- Opening Delimiter -

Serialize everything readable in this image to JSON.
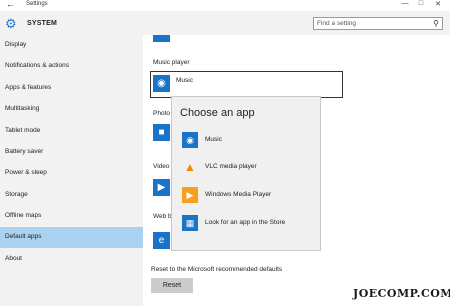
{
  "window": {
    "title": "Settings"
  },
  "header": {
    "section": "SYSTEM",
    "search_placeholder": "Find a setting"
  },
  "sidebar": {
    "items": [
      {
        "label": "Display"
      },
      {
        "label": "Notifications & actions"
      },
      {
        "label": "Apps & features"
      },
      {
        "label": "Multitasking"
      },
      {
        "label": "Tablet mode"
      },
      {
        "label": "Battery saver"
      },
      {
        "label": "Power & sleep"
      },
      {
        "label": "Storage"
      },
      {
        "label": "Offline maps"
      },
      {
        "label": "Default apps",
        "active": true
      },
      {
        "label": "About"
      }
    ]
  },
  "main": {
    "music_player_label": "Music player",
    "music_player_app": "Music",
    "photo_label_partial": "Photo",
    "video_label_partial": "Video",
    "web_label_partial": "Web b",
    "reset_label": "Reset to the Microsoft recommended defaults",
    "reset_button": "Reset"
  },
  "popup": {
    "title": "Choose an app",
    "items": [
      {
        "label": "Music",
        "icon": "music-icon"
      },
      {
        "label": "VLC media player",
        "icon": "vlc-cone-icon"
      },
      {
        "label": "Windows Media Player",
        "icon": "media-player-icon"
      },
      {
        "label": "Look for an app in the Store",
        "icon": "store-icon"
      }
    ]
  },
  "watermark": "JOECOMP.COM",
  "colors": {
    "accent": "#1a73c9",
    "active_nav": "#a9d2f0"
  }
}
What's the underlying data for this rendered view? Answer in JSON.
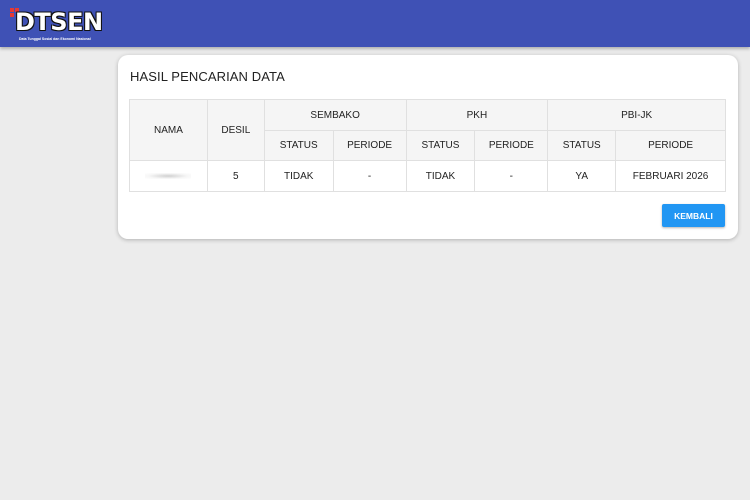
{
  "header": {
    "logo_text": "DTSEN",
    "logo_subtitle": "Data Tunggal Sosial dan Ekonomi Nasional",
    "brand_color": "#3f51b5",
    "logo_accent_color": "#e53935"
  },
  "card": {
    "title": "HASIL PENCARIAN DATA",
    "table": {
      "col_nama": "NAMA",
      "col_desil": "DESIL",
      "groups": [
        "SEMBAKO",
        "PKH",
        "PBI-JK"
      ],
      "sub_status": "STATUS",
      "sub_periode": "PERIODE",
      "rows": [
        {
          "nama": "",
          "desil": "5",
          "sembako_status": "TIDAK",
          "sembako_periode": "-",
          "pkh_status": "TIDAK",
          "pkh_periode": "-",
          "pbijk_status": "YA",
          "pbijk_periode": "FEBRUARI 2026"
        }
      ]
    },
    "back_button": "KEMBALI",
    "button_color": "#2196f3"
  }
}
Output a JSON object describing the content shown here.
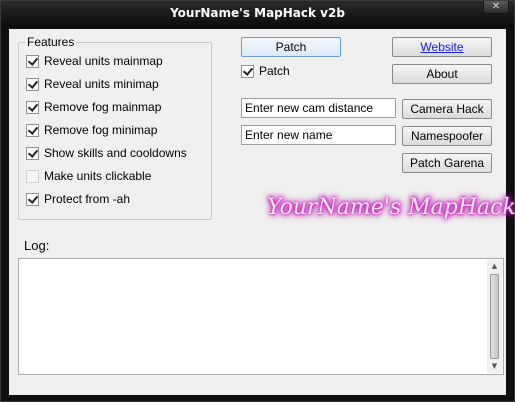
{
  "window": {
    "title": "YourName's MapHack v2b",
    "close_glyph": "✕"
  },
  "features": {
    "legend": "Features",
    "items": [
      {
        "label": "Reveal units mainmap",
        "checked": true,
        "enabled": true
      },
      {
        "label": "Reveal units minimap",
        "checked": true,
        "enabled": true
      },
      {
        "label": "Remove fog mainmap",
        "checked": true,
        "enabled": true
      },
      {
        "label": "Remove fog minimap",
        "checked": true,
        "enabled": true
      },
      {
        "label": "Show skills and cooldowns",
        "checked": true,
        "enabled": true
      },
      {
        "label": "Make units clickable",
        "checked": false,
        "enabled": false
      },
      {
        "label": "Protect from -ah",
        "checked": true,
        "enabled": true
      }
    ]
  },
  "patch": {
    "button_label": "Patch",
    "checkbox_label": "Patch",
    "checkbox_checked": true
  },
  "links": {
    "website_label": "Website",
    "about_label": "About"
  },
  "camera": {
    "input_value": "Enter new cam distance",
    "button_label": "Camera Hack"
  },
  "name": {
    "input_value": "Enter new name",
    "button_label": "Namespoofer"
  },
  "garena": {
    "button_label": "Patch Garena"
  },
  "logo_text": "YourName's MapHack",
  "log": {
    "label": "Log:",
    "content": "",
    "scroll_up_icon": "up-arrow-icon",
    "scroll_down_icon": "down-arrow-icon"
  }
}
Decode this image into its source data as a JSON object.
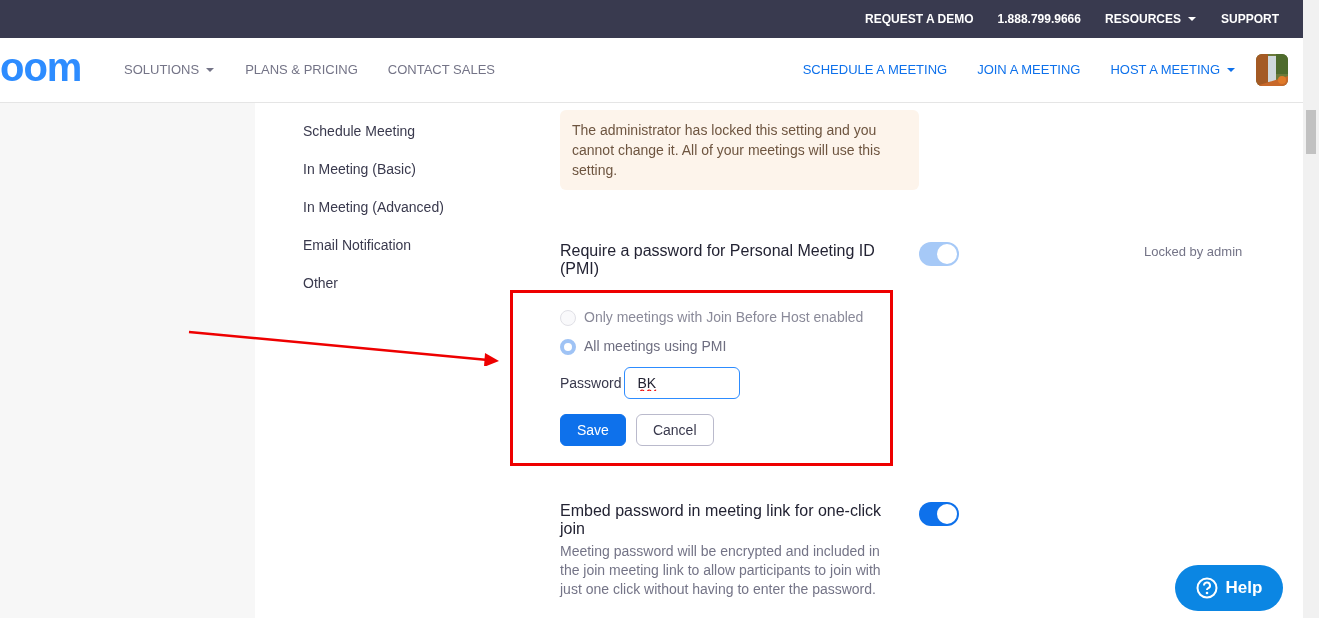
{
  "top_bar": {
    "links": [
      {
        "label": "REQUEST A DEMO",
        "dropdown": false
      },
      {
        "label": "1.888.799.9666",
        "dropdown": false
      },
      {
        "label": "RESOURCES",
        "dropdown": true
      },
      {
        "label": "SUPPORT",
        "dropdown": false
      }
    ]
  },
  "header": {
    "logo": "oom",
    "nav": [
      {
        "label": "SOLUTIONS",
        "dropdown": true
      },
      {
        "label": "PLANS & PRICING",
        "dropdown": false
      },
      {
        "label": "CONTACT SALES",
        "dropdown": false
      }
    ],
    "actions": [
      {
        "label": "SCHEDULE A MEETING",
        "dropdown": false
      },
      {
        "label": "JOIN A MEETING",
        "dropdown": false
      },
      {
        "label": "HOST A MEETING",
        "dropdown": true
      }
    ]
  },
  "sidebar": {
    "items": [
      {
        "label": "Schedule Meeting",
        "selected": false
      },
      {
        "label": "In Meeting (Basic)",
        "selected": false
      },
      {
        "label": "In Meeting (Advanced)",
        "selected": false
      },
      {
        "label": "Email Notification",
        "selected": false
      },
      {
        "label": "Other",
        "selected": false
      }
    ]
  },
  "notice": "The administrator has locked this setting and you cannot change it. All of your meetings will use this setting.",
  "settings": [
    {
      "title": "Require a password for Personal Meeting ID (PMI)",
      "on": true,
      "disabled": true,
      "status": "Locked by admin",
      "options": [
        {
          "label": "Only meetings with Join Before Host enabled",
          "selected": false,
          "disabled": true
        },
        {
          "label": "All meetings using PMI",
          "selected": true,
          "disabled": false
        }
      ],
      "password": {
        "label": "Password",
        "value": "BK"
      },
      "buttons": [
        {
          "label": "Save",
          "kind": "primary"
        },
        {
          "label": "Cancel",
          "kind": "secondary"
        }
      ]
    },
    {
      "title": "Embed password in meeting link for one-click join",
      "on": true,
      "description": "Meeting password will be encrypted and included in the join meeting link to allow participants to join with just one click without having to enter the password."
    }
  ],
  "help_button": "Help"
}
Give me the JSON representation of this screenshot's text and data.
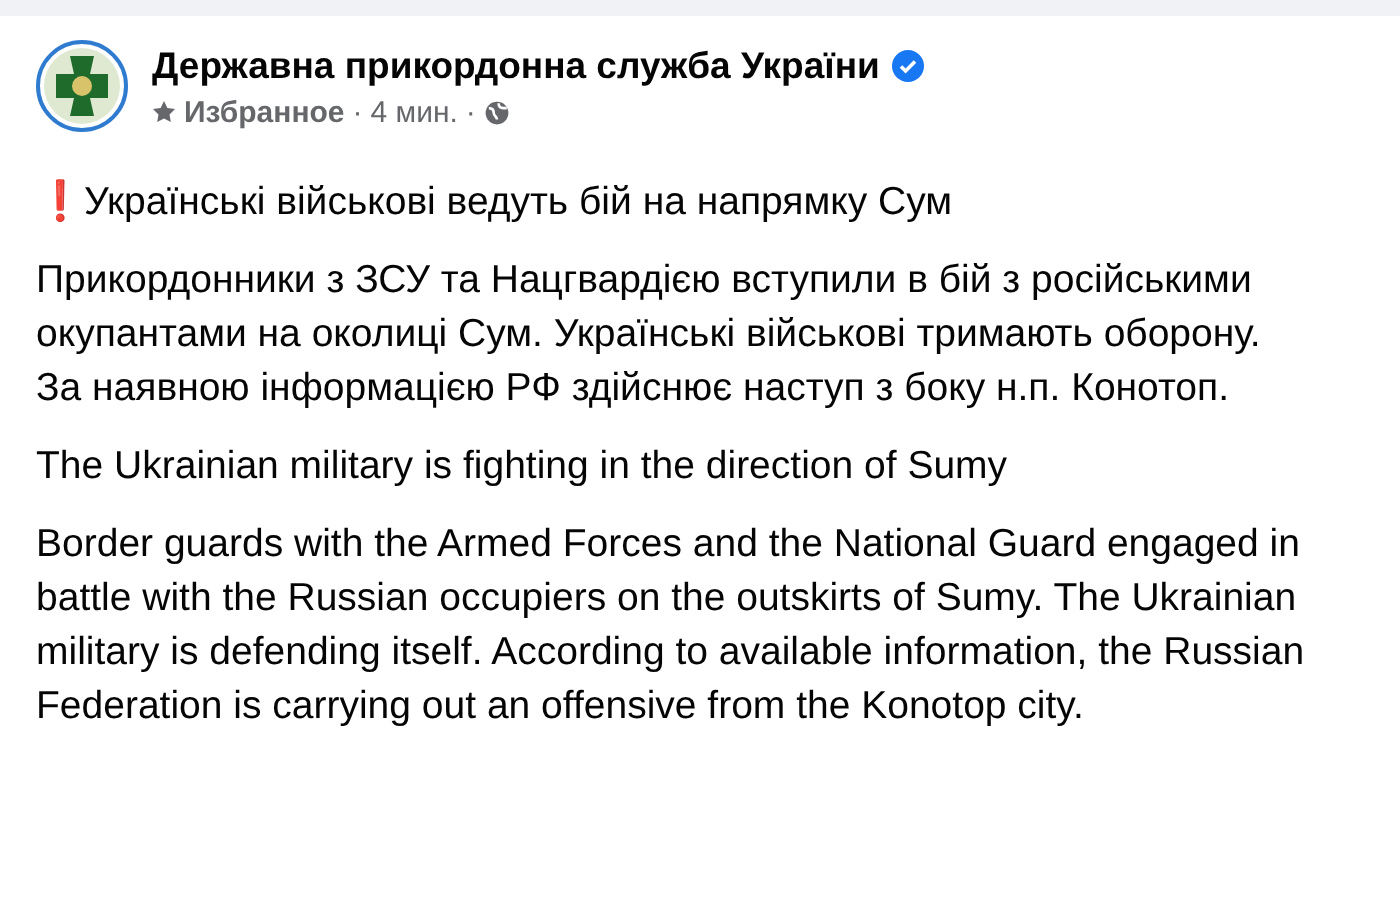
{
  "post": {
    "author": "Державна прикордонна служба України",
    "verified": true,
    "meta": [
      "Избранное",
      "·",
      "4 мин.",
      "·"
    ],
    "paragraphs": [
      "❗Українські військові ведуть бій на напрямку Сум",
      "Прикордонники з ЗСУ та Нацгвардією вступили в бій з російськими окупантами на околиці Сум. Українські військові тримають оборону. За наявною інформацією РФ здійснює наступ з боку н.п. Конотоп.",
      "The Ukrainian military is fighting in the direction of Sumy",
      "Border guards with the Armed Forces and the National Guard engaged in battle with the Russian occupiers on the outskirts of Sumy. The Ukrainian military is defending itself. According to available information, the Russian Federation is carrying out an offensive from the Konotop city."
    ]
  }
}
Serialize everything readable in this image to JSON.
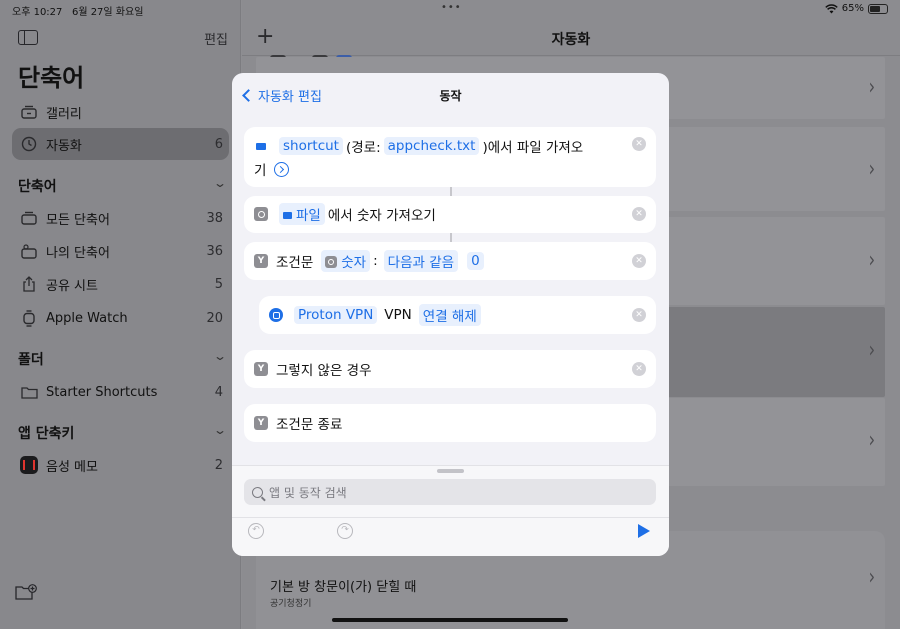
{
  "status_bar": {
    "time": "오후 10:27",
    "date": "6월 27일 화요일",
    "battery": "65%",
    "battery_level": 0.65
  },
  "sidebar": {
    "edit_label": "편집",
    "title": "단축어",
    "top_items": [
      {
        "label": "갤러리",
        "icon": "gallery-icon"
      },
      {
        "label": "자동화",
        "count": "6",
        "icon": "clock-icon",
        "selected": true
      }
    ],
    "sections": [
      {
        "title": "단축어",
        "items": [
          {
            "label": "모든 단축어",
            "count": "38"
          },
          {
            "label": "나의 단축어",
            "count": "36"
          },
          {
            "label": "공유 시트",
            "count": "5"
          },
          {
            "label": "Apple Watch",
            "count": "20"
          }
        ]
      },
      {
        "title": "폴더",
        "items": [
          {
            "label": "Starter Shortcuts",
            "count": "4"
          }
        ]
      },
      {
        "title": "앱 단축키",
        "items": [
          {
            "label": "음성 메모",
            "count": "2"
          }
        ]
      }
    ]
  },
  "main": {
    "title": "자동화",
    "bottom_card": {
      "title": "기본 방 창문이(가) 닫힐 때",
      "subtitle": "공기청정기"
    }
  },
  "modal": {
    "back_label": "자동화 편집",
    "title": "동작",
    "action1": {
      "token1": "shortcut",
      "text1": "(경로:",
      "token2": "appcheck.txt",
      "text2": ")에서 파일 가져오",
      "text3": "기"
    },
    "action2": {
      "token": "파일",
      "text": "에서 숫자 가져오기"
    },
    "action3": {
      "label": "조건문",
      "token1": "숫자",
      "colon": ":",
      "token2": "다음과 같음",
      "token3": "0"
    },
    "action4": {
      "token1": "Proton VPN",
      "text": "VPN",
      "token2": "연결 해제"
    },
    "action5": {
      "label": "그렇지 않은 경우"
    },
    "action6": {
      "label": "조건문 종료"
    },
    "search_placeholder": "앱 및 동작 검색"
  },
  "colors": {
    "accent": "#1e6fe6",
    "dimmed_bg": "#8e8e92",
    "modal_bg": "#f2f2f7"
  }
}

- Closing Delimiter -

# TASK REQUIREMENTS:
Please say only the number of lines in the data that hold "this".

# OUTPUT OF THE TASK:
6